Those of us involved in social media know that people love to talk about themselves. They seemingly enjoy sharing the trivial, the personal, and occasionally the weird, details of their lives. Sometimes they overshare – as a longtime online community builder, I’ve found that “poster’s remorse” is common – people post something too personal and later regret doing so. So why do people share so much? New research from Harvard shows, in simple terms, that talking about yourself makes your brain feel good.
Several experiments recorded brain activity in an fMRI machine while subjects talked about themselves. The researchers found that “mesolimbic dopamine system,” generally thought to be part of the brain’s reward system, was activated at higher levels during self-disclosure than when discussing other topics.
More Than a Penny for Your Thoughts
If the brain scan result isn’t surprising enough, a behavioral experiment found that subjects would accept smaller payments for talking about themselves when compared to other topics. When payment amounts were equal, the subjects chose to talk about themselves more than two thirds of the time.
In short, we all seem to be wired for self-disclosure.
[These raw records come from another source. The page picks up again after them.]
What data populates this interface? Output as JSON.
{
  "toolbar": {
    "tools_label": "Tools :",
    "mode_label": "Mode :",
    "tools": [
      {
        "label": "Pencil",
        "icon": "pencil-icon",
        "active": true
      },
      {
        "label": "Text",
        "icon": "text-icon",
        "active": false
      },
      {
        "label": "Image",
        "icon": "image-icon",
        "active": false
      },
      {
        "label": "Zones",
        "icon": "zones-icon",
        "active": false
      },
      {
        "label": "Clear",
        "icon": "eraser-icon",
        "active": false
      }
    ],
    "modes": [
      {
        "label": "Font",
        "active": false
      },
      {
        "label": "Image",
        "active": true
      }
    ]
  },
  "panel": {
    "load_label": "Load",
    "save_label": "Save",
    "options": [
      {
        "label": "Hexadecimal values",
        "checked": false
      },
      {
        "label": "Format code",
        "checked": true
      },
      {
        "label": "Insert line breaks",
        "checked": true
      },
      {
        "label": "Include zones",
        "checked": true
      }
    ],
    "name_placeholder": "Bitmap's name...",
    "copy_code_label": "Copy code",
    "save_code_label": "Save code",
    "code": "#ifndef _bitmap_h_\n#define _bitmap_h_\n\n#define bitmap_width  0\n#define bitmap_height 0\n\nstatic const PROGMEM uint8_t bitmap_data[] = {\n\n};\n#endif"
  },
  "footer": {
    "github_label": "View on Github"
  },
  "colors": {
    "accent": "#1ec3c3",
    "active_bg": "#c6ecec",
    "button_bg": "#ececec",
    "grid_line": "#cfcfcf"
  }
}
Some of us may be more attuned to giving out personal information than others (eliciting responses of “too much information!”), but the general tendency explains in part why online communities and social networks like Facebook and Twitter keep adding not only new users but massive quantities of user-generated content. If our brains didn’t reward self-disclosure, it’s unlikely Facebook would be the runaway success they are, or be worth upwards of $90 billion. Blame our brains.